Employ-Able – a new initiative to get Scotland’s veterans into work


  As the country’s focus turns to Remembrance this week, Scotland’s veterans can look forward to a brighter and more secure future thanks to a new charity partnership that will deliver extra support to help vulnerable veterans find work. 

Veterans’ charity Poppyscotland and mental health charity SAMH have teamed up to create Employ-Able, a new service that will support veterans to get into employment.

Employ-Able, launched this month, aims to remove barriers, help develop skills and set goals, taking the form of one-to-one and group work sessions, using the model of SAMH’s successful Tools for Living programme. Referrals will come through Poppyscotland from a number of veterans’ organisations and a team of employability advisors at SAMH will help the veterans to find permanent employment. 

Charlie McMillan, Director of Operations at SAMH (Scottish Association for Mental Health) said: “Scotland’s veterans deserve as much support as we can give them when they settle back into the community. We know it can be hard for some veterans to get back into regular employment and that unemployment and financial difficulties are bad for your mental health, so we’re really pleased to be able to offer this new service in partnership with Poppyscotland.”

There are around 189,000 veterans of working age in Scotland, and research suggests that the unemployment rate for veterans aged 18-49 is twice that of the general UK population. Poppyscotland research carried out in 2009 estimates that around 28,000 veterans in Scotland are out of work. The research also found a lack of current employability services that specifically target veterans who may be vulnerable or need additional support to get back into work. The new service is intended to address this gap.
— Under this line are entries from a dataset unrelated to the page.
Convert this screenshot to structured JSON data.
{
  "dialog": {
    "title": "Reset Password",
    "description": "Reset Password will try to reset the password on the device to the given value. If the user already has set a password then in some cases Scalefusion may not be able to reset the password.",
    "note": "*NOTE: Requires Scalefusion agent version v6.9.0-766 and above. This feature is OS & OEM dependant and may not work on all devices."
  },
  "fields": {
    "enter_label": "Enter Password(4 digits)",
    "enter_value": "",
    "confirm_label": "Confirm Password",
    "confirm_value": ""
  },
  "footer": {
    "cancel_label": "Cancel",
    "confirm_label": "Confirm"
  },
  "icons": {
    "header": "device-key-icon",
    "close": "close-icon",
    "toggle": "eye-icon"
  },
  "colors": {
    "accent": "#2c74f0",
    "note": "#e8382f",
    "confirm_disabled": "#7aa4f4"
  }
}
Gary Gray, Head of Charitable Services at Poppyscotland, commented: “We are delighted to be working with SAMH to deliver Employ-Able.  A small but significant number of veterans face difficulty in adjusting to civilian life with many facing complex and multiple issues. Employment and mental health are areas of great concern as they impact greatly on all aspects of veterans’ lives and those of their families. By combining Poppyscotland’s knowledge of veterans’ issues and SAMH’s expertise we believe Employ-Able will tackle some of these key areas of difficulty and improve veterans’ prospects.”
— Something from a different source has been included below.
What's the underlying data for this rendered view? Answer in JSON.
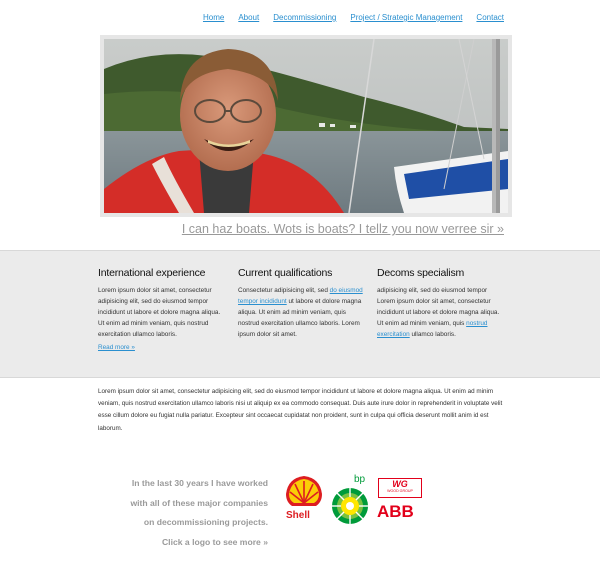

Veterans Minister Keith Brown added his support for the service, saying: “I welcome this initiative which I hope will be invaluable to our former service personnel in helping them find new routes back into employment. This government is committed to supporting our country’s veterans.  We will continue to work with partner organisations like Poppyscotland to facilitate the development of new and innovative policies that support this courageous group of individuals, as they make their transition back into civilian life.”
Army veteran Andy Corbett (50) has struggled with mental health issues since witnessing horrific events in Northern Ireland and Lockerbie.  After difficulty in finding secure employment on leaving the Armed Forces Andy now works at Lady Haig’s Poppy Factory in Edinburgh.
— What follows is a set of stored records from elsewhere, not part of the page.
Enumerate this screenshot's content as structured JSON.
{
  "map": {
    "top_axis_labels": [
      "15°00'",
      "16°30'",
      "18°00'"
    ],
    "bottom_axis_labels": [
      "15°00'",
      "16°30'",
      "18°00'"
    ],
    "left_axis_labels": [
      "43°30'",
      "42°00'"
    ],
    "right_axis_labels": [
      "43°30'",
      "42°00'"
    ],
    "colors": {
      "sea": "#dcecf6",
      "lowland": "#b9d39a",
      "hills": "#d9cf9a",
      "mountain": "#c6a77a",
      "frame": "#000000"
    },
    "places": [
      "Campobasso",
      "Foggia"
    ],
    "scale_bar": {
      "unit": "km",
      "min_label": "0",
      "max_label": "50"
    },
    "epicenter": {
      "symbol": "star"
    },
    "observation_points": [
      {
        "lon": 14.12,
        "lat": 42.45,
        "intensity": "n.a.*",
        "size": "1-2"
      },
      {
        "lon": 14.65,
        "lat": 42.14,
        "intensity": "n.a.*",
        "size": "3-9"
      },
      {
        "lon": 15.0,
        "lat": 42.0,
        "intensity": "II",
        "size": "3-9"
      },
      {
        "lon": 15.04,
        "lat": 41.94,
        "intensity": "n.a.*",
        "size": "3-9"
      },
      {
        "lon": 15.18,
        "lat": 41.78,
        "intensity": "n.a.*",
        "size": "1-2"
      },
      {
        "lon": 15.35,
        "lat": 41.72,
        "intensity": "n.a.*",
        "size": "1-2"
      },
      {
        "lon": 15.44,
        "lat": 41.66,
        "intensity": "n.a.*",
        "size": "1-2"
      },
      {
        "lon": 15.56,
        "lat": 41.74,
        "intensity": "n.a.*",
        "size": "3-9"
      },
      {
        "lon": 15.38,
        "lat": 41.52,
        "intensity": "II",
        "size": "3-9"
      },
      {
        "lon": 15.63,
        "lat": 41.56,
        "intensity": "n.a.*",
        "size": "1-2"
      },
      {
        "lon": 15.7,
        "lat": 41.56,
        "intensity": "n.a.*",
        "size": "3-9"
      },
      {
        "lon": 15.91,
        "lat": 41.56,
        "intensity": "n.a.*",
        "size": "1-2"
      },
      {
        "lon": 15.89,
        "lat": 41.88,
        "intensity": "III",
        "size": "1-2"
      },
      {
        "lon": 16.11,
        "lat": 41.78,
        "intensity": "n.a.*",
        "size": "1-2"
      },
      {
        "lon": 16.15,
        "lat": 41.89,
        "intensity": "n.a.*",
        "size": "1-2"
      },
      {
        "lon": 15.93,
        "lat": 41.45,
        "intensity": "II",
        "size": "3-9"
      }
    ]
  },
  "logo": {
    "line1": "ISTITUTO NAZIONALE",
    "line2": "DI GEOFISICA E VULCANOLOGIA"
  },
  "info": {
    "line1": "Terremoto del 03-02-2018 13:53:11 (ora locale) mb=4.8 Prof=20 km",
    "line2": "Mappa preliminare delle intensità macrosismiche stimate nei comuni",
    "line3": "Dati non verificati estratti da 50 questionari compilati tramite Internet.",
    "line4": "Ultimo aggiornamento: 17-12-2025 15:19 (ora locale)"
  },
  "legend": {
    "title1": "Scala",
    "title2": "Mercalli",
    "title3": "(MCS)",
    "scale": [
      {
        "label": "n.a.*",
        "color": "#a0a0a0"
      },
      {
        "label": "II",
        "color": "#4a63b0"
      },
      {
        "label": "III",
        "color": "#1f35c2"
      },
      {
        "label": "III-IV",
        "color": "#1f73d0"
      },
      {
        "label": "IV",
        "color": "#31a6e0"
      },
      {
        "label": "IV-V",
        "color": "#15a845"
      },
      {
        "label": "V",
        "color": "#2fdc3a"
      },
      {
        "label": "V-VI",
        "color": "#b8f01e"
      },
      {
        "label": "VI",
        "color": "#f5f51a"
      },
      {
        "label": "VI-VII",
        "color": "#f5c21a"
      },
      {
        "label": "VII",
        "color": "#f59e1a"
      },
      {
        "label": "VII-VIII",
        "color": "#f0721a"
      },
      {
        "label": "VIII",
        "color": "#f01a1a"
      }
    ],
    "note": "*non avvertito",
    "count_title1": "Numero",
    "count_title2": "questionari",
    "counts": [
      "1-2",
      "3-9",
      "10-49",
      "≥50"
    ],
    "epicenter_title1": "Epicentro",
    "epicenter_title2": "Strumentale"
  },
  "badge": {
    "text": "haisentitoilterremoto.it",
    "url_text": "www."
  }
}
He believes Employ-Able will make a significant difference to those in similar situations, saying: “I wish there had been a service like this when I left the Army. It was hard to get used to Civvy Street and I even had to leave my last job as a bus driver because I found it too stressful. I kept everything bottled up but in the end something had to give. I have my life back on track now but I am glad there is a dedicated service to help others get the support they need and hopefully prevent anyone else going through what I have experienced.”